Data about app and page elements
== == ==

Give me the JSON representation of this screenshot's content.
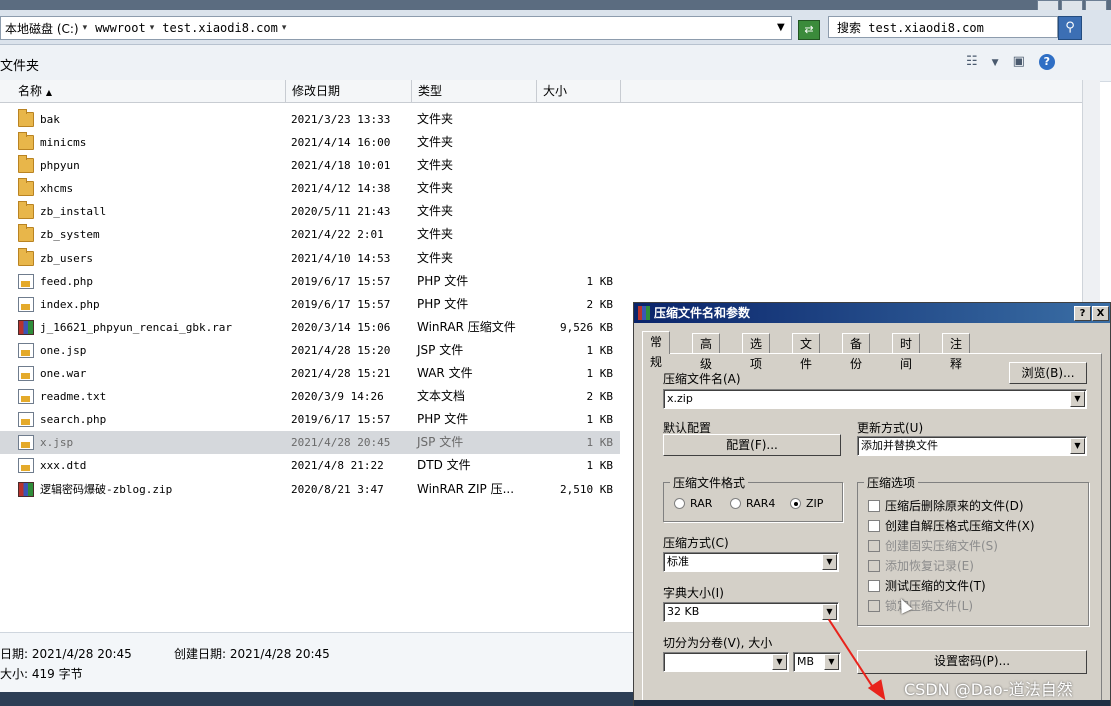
{
  "address": {
    "crumbs": [
      "本地磁盘 (C:)",
      "wwwroot",
      "test.xiaodi8.com"
    ],
    "search_placeholder": "搜索 test.xiaodi8.com"
  },
  "toolbar": {
    "label": "文件夹"
  },
  "columns": {
    "name": "名称",
    "date": "修改日期",
    "type": "类型",
    "size": "大小"
  },
  "files": [
    {
      "icon": "folder",
      "name": "bak",
      "date": "2021/3/23 13:33",
      "type": "文件夹",
      "size": ""
    },
    {
      "icon": "folder",
      "name": "minicms",
      "date": "2021/4/14 16:00",
      "type": "文件夹",
      "size": ""
    },
    {
      "icon": "folder",
      "name": "phpyun",
      "date": "2021/4/18 10:01",
      "type": "文件夹",
      "size": ""
    },
    {
      "icon": "folder",
      "name": "xhcms",
      "date": "2021/4/12 14:38",
      "type": "文件夹",
      "size": ""
    },
    {
      "icon": "folder",
      "name": "zb_install",
      "date": "2020/5/11 21:43",
      "type": "文件夹",
      "size": ""
    },
    {
      "icon": "folder",
      "name": "zb_system",
      "date": "2021/4/22 2:01",
      "type": "文件夹",
      "size": ""
    },
    {
      "icon": "folder",
      "name": "zb_users",
      "date": "2021/4/10 14:53",
      "type": "文件夹",
      "size": ""
    },
    {
      "icon": "file",
      "name": "feed.php",
      "date": "2019/6/17 15:57",
      "type": "PHP 文件",
      "size": "1 KB"
    },
    {
      "icon": "file",
      "name": "index.php",
      "date": "2019/6/17 15:57",
      "type": "PHP 文件",
      "size": "2 KB"
    },
    {
      "icon": "rar",
      "name": "j_16621_phpyun_rencai_gbk.rar",
      "date": "2020/3/14 15:06",
      "type": "WinRAR 压缩文件",
      "size": "9,526 KB"
    },
    {
      "icon": "file",
      "name": "one.jsp",
      "date": "2021/4/28 15:20",
      "type": "JSP 文件",
      "size": "1 KB"
    },
    {
      "icon": "file",
      "name": "one.war",
      "date": "2021/4/28 15:21",
      "type": "WAR 文件",
      "size": "1 KB"
    },
    {
      "icon": "file",
      "name": "readme.txt",
      "date": "2020/3/9 14:26",
      "type": "文本文档",
      "size": "2 KB"
    },
    {
      "icon": "file",
      "name": "search.php",
      "date": "2019/6/17 15:57",
      "type": "PHP 文件",
      "size": "1 KB"
    },
    {
      "icon": "file",
      "name": "x.jsp",
      "date": "2021/4/28 20:45",
      "type": "JSP 文件",
      "size": "1 KB",
      "selected": true
    },
    {
      "icon": "file",
      "name": "xxx.dtd",
      "date": "2021/4/8 21:22",
      "type": "DTD 文件",
      "size": "1 KB"
    },
    {
      "icon": "rar",
      "name": "逻辑密码爆破-zblog.zip",
      "date": "2020/8/21 3:47",
      "type": "WinRAR ZIP 压...",
      "size": "2,510 KB"
    }
  ],
  "details": {
    "modified": "日期: 2021/4/28 20:45",
    "created": "创建日期: 2021/4/28 20:45",
    "size": "大小: 419 字节"
  },
  "dialog": {
    "title": "压缩文件名和参数",
    "help_btn": "?",
    "close_btn": "X",
    "tabs": [
      "常规",
      "高级",
      "选项",
      "文件",
      "备份",
      "时间",
      "注释"
    ],
    "archive_name_label": "压缩文件名(A)",
    "archive_name_value": "x.zip",
    "browse_btn": "浏览(B)...",
    "profiles_label": "默认配置",
    "profiles_btn": "配置(F)...",
    "update_mode_label": "更新方式(U)",
    "update_mode_value": "添加并替换文件",
    "format_label": "压缩文件格式",
    "format_options": [
      "RAR",
      "RAR4",
      "ZIP"
    ],
    "format_selected": "ZIP",
    "method_label": "压缩方式(C)",
    "method_value": "标准",
    "dict_label": "字典大小(I)",
    "dict_value": "32 KB",
    "split_label": "切分为分卷(V), 大小",
    "split_value": "",
    "split_unit": "MB",
    "options_label": "压缩选项",
    "options": [
      {
        "label": "压缩后删除原来的文件(D)",
        "enabled": true
      },
      {
        "label": "创建自解压格式压缩文件(X)",
        "enabled": true
      },
      {
        "label": "创建固实压缩文件(S)",
        "enabled": false
      },
      {
        "label": "添加恢复记录(E)",
        "enabled": false
      },
      {
        "label": "测试压缩的文件(T)",
        "enabled": true
      },
      {
        "label": "锁定压缩文件(L)",
        "enabled": false
      }
    ],
    "password_btn": "设置密码(P)..."
  },
  "watermark": "CSDN @Dao-道法自然",
  "colors": {
    "accent_arrow": "#e8231c",
    "dialog_bg": "#d4d0c8",
    "title_bar": "#0a246a"
  }
}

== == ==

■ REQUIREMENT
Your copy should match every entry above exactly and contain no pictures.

■ WRITTEN SOLUTION
Give me the JSON representation of this screenshot's content.
{
  "address": {
    "crumbs": [
      "本地磁盘 (C:)",
      "wwwroot",
      "test.xiaodi8.com"
    ],
    "search_placeholder": "搜索 test.xiaodi8.com"
  },
  "toolbar": {
    "label": "文件夹"
  },
  "columns": {
    "name": "名称",
    "date": "修改日期",
    "type": "类型",
    "size": "大小"
  },
  "files": [
    {
      "icon": "folder",
      "name": "bak",
      "date": "2021/3/23 13:33",
      "type": "文件夹",
      "size": ""
    },
    {
      "icon": "folder",
      "name": "minicms",
      "date": "2021/4/14 16:00",
      "type": "文件夹",
      "size": ""
    },
    {
      "icon": "folder",
      "name": "phpyun",
      "date": "2021/4/18 10:01",
      "type": "文件夹",
      "size": ""
    },
    {
      "icon": "folder",
      "name": "xhcms",
      "date": "2021/4/12 14:38",
      "type": "文件夹",
      "size": ""
    },
    {
      "icon": "folder",
      "name": "zb_install",
      "date": "2020/5/11 21:43",
      "type": "文件夹",
      "size": ""
    },
    {
      "icon": "folder",
      "name": "zb_system",
      "date": "2021/4/22 2:01",
      "type": "文件夹",
      "size": ""
    },
    {
      "icon": "folder",
      "name": "zb_users",
      "date": "2021/4/10 14:53",
      "type": "文件夹",
      "size": ""
    },
    {
      "icon": "file",
      "name": "feed.php",
      "date": "2019/6/17 15:57",
      "type": "PHP 文件",
      "size": "1 KB"
    },
    {
      "icon": "file",
      "name": "index.php",
      "date": "2019/6/17 15:57",
      "type": "PHP 文件",
      "size": "2 KB"
    },
    {
      "icon": "rar",
      "name": "j_16621_phpyun_rencai_gbk.rar",
      "date": "2020/3/14 15:06",
      "type": "WinRAR 压缩文件",
      "size": "9,526 KB"
    },
    {
      "icon": "file",
      "name": "one.jsp",
      "date": "2021/4/28 15:20",
      "type": "JSP 文件",
      "size": "1 KB"
    },
    {
      "icon": "file",
      "name": "one.war",
      "date": "2021/4/28 15:21",
      "type": "WAR 文件",
      "size": "1 KB"
    },
    {
      "icon": "file",
      "name": "readme.txt",
      "date": "2020/3/9 14:26",
      "type": "文本文档",
      "size": "2 KB"
    },
    {
      "icon": "file",
      "name": "search.php",
      "date": "2019/6/17 15:57",
      "type": "PHP 文件",
      "size": "1 KB"
    },
    {
      "icon": "file",
      "name": "x.jsp",
      "date": "2021/4/28 20:45",
      "type": "JSP 文件",
      "size": "1 KB",
      "selected": true
    },
    {
      "icon": "file",
      "name": "xxx.dtd",
      "date": "2021/4/8 21:22",
      "type": "DTD 文件",
      "size": "1 KB"
    },
    {
      "icon": "rar",
      "name": "逻辑密码爆破-zblog.zip",
      "date": "2020/8/21 3:47",
      "type": "WinRAR ZIP 压...",
      "size": "2,510 KB"
    }
  ],
  "details": {
    "modified": "日期: 2021/4/28 20:45",
    "created": "创建日期: 2021/4/28 20:45",
    "size": "大小: 419 字节"
  },
  "dialog": {
    "title": "压缩文件名和参数",
    "help_btn": "?",
    "close_btn": "X",
    "tabs": [
      "常规",
      "高级",
      "选项",
      "文件",
      "备份",
      "时间",
      "注释"
    ],
    "archive_name_label": "压缩文件名(A)",
    "archive_name_value": "x.zip",
    "browse_btn": "浏览(B)...",
    "profiles_label": "默认配置",
    "profiles_btn": "配置(F)...",
    "update_mode_label": "更新方式(U)",
    "update_mode_value": "添加并替换文件",
    "format_label": "压缩文件格式",
    "format_options": [
      "RAR",
      "RAR4",
      "ZIP"
    ],
    "format_selected": "ZIP",
    "method_label": "压缩方式(C)",
    "method_value": "标准",
    "dict_label": "字典大小(I)",
    "dict_value": "32 KB",
    "split_label": "切分为分卷(V), 大小",
    "split_value": "",
    "split_unit": "MB",
    "options_label": "压缩选项",
    "options": [
      {
        "label": "压缩后删除原来的文件(D)",
        "enabled": true
      },
      {
        "label": "创建自解压格式压缩文件(X)",
        "enabled": true
      },
      {
        "label": "创建固实压缩文件(S)",
        "enabled": false
      },
      {
        "label": "添加恢复记录(E)",
        "enabled": false
      },
      {
        "label": "测试压缩的文件(T)",
        "enabled": true
      },
      {
        "label": "锁定压缩文件(L)",
        "enabled": false
      }
    ],
    "password_btn": "设置密码(P)..."
  },
  "watermark": "CSDN @Dao-道法自然",
  "colors": {
    "accent_arrow": "#e8231c",
    "dialog_bg": "#d4d0c8",
    "title_bar": "#0a246a"
  }
}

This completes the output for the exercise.